**INPUT DATA:**
□ □ □ □ □ □ □

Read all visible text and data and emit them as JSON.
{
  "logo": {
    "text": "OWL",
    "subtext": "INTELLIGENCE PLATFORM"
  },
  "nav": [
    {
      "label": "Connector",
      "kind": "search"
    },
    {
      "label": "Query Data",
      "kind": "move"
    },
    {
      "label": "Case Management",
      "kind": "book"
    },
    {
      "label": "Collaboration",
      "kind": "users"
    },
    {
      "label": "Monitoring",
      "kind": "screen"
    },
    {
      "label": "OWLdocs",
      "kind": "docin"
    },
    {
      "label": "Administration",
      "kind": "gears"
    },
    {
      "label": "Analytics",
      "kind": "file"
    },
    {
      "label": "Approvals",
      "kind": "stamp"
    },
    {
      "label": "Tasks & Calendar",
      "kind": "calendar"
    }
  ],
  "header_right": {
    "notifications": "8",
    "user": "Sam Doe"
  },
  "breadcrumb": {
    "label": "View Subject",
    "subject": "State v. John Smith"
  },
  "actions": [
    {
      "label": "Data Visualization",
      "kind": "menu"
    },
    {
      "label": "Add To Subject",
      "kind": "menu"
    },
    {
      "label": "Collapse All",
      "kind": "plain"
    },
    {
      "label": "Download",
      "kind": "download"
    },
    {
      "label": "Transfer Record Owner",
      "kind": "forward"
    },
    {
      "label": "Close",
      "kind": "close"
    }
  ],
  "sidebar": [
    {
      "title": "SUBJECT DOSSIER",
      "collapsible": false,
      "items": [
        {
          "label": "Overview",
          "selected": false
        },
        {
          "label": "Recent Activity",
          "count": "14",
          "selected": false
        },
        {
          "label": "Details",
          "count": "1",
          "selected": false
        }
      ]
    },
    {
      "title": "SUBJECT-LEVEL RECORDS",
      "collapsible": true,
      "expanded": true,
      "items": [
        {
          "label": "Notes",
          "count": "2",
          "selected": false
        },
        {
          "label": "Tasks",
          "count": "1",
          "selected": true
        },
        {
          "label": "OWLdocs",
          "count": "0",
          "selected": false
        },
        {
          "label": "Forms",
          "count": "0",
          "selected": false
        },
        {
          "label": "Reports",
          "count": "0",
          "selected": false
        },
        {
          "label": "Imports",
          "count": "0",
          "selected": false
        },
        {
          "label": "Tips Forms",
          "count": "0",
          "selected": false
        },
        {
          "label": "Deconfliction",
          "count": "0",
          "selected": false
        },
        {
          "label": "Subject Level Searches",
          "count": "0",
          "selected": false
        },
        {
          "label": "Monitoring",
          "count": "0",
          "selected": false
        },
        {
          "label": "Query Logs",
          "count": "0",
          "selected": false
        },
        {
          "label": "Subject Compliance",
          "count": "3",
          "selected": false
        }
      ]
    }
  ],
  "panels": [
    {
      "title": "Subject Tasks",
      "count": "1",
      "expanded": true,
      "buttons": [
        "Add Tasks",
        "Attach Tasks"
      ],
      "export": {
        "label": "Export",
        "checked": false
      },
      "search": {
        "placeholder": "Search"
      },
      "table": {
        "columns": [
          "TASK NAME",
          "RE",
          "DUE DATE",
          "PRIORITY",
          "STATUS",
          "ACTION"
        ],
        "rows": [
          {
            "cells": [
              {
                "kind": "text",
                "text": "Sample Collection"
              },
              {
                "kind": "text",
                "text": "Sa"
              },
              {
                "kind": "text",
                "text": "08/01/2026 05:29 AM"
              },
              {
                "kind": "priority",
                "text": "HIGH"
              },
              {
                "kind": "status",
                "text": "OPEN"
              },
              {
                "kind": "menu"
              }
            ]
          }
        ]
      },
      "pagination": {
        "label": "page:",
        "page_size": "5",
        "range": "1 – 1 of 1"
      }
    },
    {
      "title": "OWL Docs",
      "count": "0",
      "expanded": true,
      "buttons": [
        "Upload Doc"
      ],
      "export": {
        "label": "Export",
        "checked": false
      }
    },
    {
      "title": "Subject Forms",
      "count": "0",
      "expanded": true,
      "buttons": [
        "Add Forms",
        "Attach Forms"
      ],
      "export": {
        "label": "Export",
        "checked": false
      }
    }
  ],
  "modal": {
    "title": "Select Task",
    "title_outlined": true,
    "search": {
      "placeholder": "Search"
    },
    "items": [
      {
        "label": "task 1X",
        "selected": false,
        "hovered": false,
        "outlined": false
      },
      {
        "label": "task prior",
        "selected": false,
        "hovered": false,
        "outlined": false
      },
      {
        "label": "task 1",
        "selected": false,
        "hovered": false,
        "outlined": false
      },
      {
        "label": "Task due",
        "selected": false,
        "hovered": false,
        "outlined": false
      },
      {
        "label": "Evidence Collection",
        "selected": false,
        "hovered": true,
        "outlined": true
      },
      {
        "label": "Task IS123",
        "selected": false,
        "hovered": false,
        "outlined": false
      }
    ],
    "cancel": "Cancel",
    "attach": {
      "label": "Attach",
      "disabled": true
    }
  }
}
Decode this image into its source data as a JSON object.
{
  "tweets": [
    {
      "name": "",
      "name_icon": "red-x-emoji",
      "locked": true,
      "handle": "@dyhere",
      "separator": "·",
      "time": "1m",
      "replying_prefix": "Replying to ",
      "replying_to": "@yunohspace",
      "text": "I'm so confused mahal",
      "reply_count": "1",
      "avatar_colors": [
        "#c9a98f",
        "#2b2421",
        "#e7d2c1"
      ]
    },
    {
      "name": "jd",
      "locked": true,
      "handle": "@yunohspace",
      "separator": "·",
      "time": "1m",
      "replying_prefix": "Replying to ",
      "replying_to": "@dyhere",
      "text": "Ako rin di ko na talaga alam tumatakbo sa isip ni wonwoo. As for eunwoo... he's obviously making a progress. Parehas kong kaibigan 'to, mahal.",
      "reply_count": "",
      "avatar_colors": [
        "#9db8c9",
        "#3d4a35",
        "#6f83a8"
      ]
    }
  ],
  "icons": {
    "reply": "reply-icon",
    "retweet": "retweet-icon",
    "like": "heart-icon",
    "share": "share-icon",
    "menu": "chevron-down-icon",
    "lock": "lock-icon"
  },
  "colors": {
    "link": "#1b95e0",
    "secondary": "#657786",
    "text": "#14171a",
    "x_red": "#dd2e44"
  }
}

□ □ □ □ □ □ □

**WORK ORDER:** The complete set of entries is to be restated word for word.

**EXERCISE OUTPUT:**
Read all visible text and data and emit them as JSON.
{
  "logo": {
    "text": "OWL",
    "subtext": "INTELLIGENCE PLATFORM"
  },
  "nav": [
    {
      "label": "Connector",
      "kind": "search"
    },
    {
      "label": "Query Data",
      "kind": "move"
    },
    {
      "label": "Case Management",
      "kind": "book"
    },
    {
      "label": "Collaboration",
      "kind": "users"
    },
    {
      "label": "Monitoring",
      "kind": "screen"
    },
    {
      "label": "OWLdocs",
      "kind": "docin"
    },
    {
      "label": "Administration",
      "kind": "gears"
    },
    {
      "label": "Analytics",
      "kind": "file"
    },
    {
      "label": "Approvals",
      "kind": "stamp"
    },
    {
      "label": "Tasks & Calendar",
      "kind": "calendar"
    }
  ],
  "header_right": {
    "notifications": "8",
    "user": "Sam Doe"
  },
  "breadcrumb": {
    "label": "View Subject",
    "subject": "State v. John Smith"
  },
  "actions": [
    {
      "label": "Data Visualization",
      "kind": "menu"
    },
    {
      "label": "Add To Subject",
      "kind": "menu"
    },
    {
      "label": "Collapse All",
      "kind": "plain"
    },
    {
      "label": "Download",
      "kind": "download"
    },
    {
      "label": "Transfer Record Owner",
      "kind": "forward"
    },
    {
      "label": "Close",
      "kind": "close"
    }
  ],
  "sidebar": [
    {
      "title": "SUBJECT DOSSIER",
      "collapsible": false,
      "items": [
        {
          "label": "Overview",
          "selected": false
        },
        {
          "label": "Recent Activity",
          "count": "14",
          "selected": false
        },
        {
          "label": "Details",
          "count": "1",
          "selected": false
        }
      ]
    },
    {
      "title": "SUBJECT-LEVEL RECORDS",
      "collapsible": true,
      "expanded": true,
      "items": [
        {
          "label": "Notes",
          "count": "2",
          "selected": false
        },
        {
          "label": "Tasks",
          "count": "1",
          "selected": true
        },
        {
          "label": "OWLdocs",
          "count": "0",
          "selected": false
        },
        {
          "label": "Forms",
          "count": "0",
          "selected": false
        },
        {
          "label": "Reports",
          "count": "0",
          "selected": false
        },
        {
          "label": "Imports",
          "count": "0",
          "selected": false
        },
        {
          "label": "Tips Forms",
          "count": "0",
          "selected": false
        },
        {
          "label": "Deconfliction",
          "count": "0",
          "selected": false
        },
        {
          "label": "Subject Level Searches",
          "count": "0",
          "selected": false
        },
        {
          "label": "Monitoring",
          "count": "0",
          "selected": false
        },
        {
          "label": "Query Logs",
          "count": "0",
          "selected": false
        },
        {
          "label": "Subject Compliance",
          "count": "3",
          "selected": false
        }
      ]
    }
  ],
  "panels": [
    {
      "title": "Subject Tasks",
      "count": "1",
      "expanded": true,
      "buttons": [
        "Add Tasks",
        "Attach Tasks"
      ],
      "export": {
        "label": "Export",
        "checked": false
      },
      "search": {
        "placeholder": "Search"
      },
      "table": {
        "columns": [
          "TASK NAME",
          "RE",
          "DUE DATE",
          "PRIORITY",
          "STATUS",
          "ACTION"
        ],
        "rows": [
          {
            "cells": [
              {
                "kind": "text",
                "text": "Sample Collection"
              },
              {
                "kind": "text",
                "text": "Sa"
              },
              {
                "kind": "text",
                "text": "08/01/2026 05:29 AM"
              },
              {
                "kind": "priority",
                "text": "HIGH"
              },
              {
                "kind": "status",
                "text": "OPEN"
              },
              {
                "kind": "menu"
              }
            ]
          }
        ]
      },
      "pagination": {
        "label": "page:",
        "page_size": "5",
        "range": "1 – 1 of 1"
      }
    },
    {
      "title": "OWL Docs",
      "count": "0",
      "expanded": true,
      "buttons": [
        "Upload Doc"
      ],
      "export": {
        "label": "Export",
        "checked": false
      }
    },
    {
      "title": "Subject Forms",
      "count": "0",
      "expanded": true,
      "buttons": [
        "Add Forms",
        "Attach Forms"
      ],
      "export": {
        "label": "Export",
        "checked": false
      }
    }
  ],
  "modal": {
    "title": "Select Task",
    "title_outlined": true,
    "search": {
      "placeholder": "Search"
    },
    "items": [
      {
        "label": "task 1X",
        "selected": false,
        "hovered": false,
        "outlined": false
      },
      {
        "label": "task prior",
        "selected": false,
        "hovered": false,
        "outlined": false
      },
      {
        "label": "task 1",
        "selected": false,
        "hovered": false,
        "outlined": false
      },
      {
        "label": "Task due",
        "selected": false,
        "hovered": false,
        "outlined": false
      },
      {
        "label": "Evidence Collection",
        "selected": false,
        "hovered": true,
        "outlined": true
      },
      {
        "label": "Task IS123",
        "selected": false,
        "hovered": false,
        "outlined": false
      }
    ],
    "cancel": "Cancel",
    "attach": {
      "label": "Attach",
      "disabled": true
    }
  }
}
Decode this image into its source data as a JSON object.
{
  "tweets": [
    {
      "name": "",
      "name_icon": "red-x-emoji",
      "locked": true,
      "handle": "@dyhere",
      "separator": "·",
      "time": "1m",
      "replying_prefix": "Replying to ",
      "replying_to": "@yunohspace",
      "text": "I'm so confused mahal",
      "reply_count": "1",
      "avatar_colors": [
        "#c9a98f",
        "#2b2421",
        "#e7d2c1"
      ]
    },
    {
      "name": "jd",
      "locked": true,
      "handle": "@yunohspace",
      "separator": "·",
      "time": "1m",
      "replying_prefix": "Replying to ",
      "replying_to": "@dyhere",
      "text": "Ako rin di ko na talaga alam tumatakbo sa isip ni wonwoo. As for eunwoo... he's obviously making a progress. Parehas kong kaibigan 'to, mahal.",
      "reply_count": "",
      "avatar_colors": [
        "#9db8c9",
        "#3d4a35",
        "#6f83a8"
      ]
    }
  ],
  "icons": {
    "reply": "reply-icon",
    "retweet": "retweet-icon",
    "like": "heart-icon",
    "share": "share-icon",
    "menu": "chevron-down-icon",
    "lock": "lock-icon"
  },
  "colors": {
    "link": "#1b95e0",
    "secondary": "#657786",
    "text": "#14171a",
    "x_red": "#dd2e44"
  }
}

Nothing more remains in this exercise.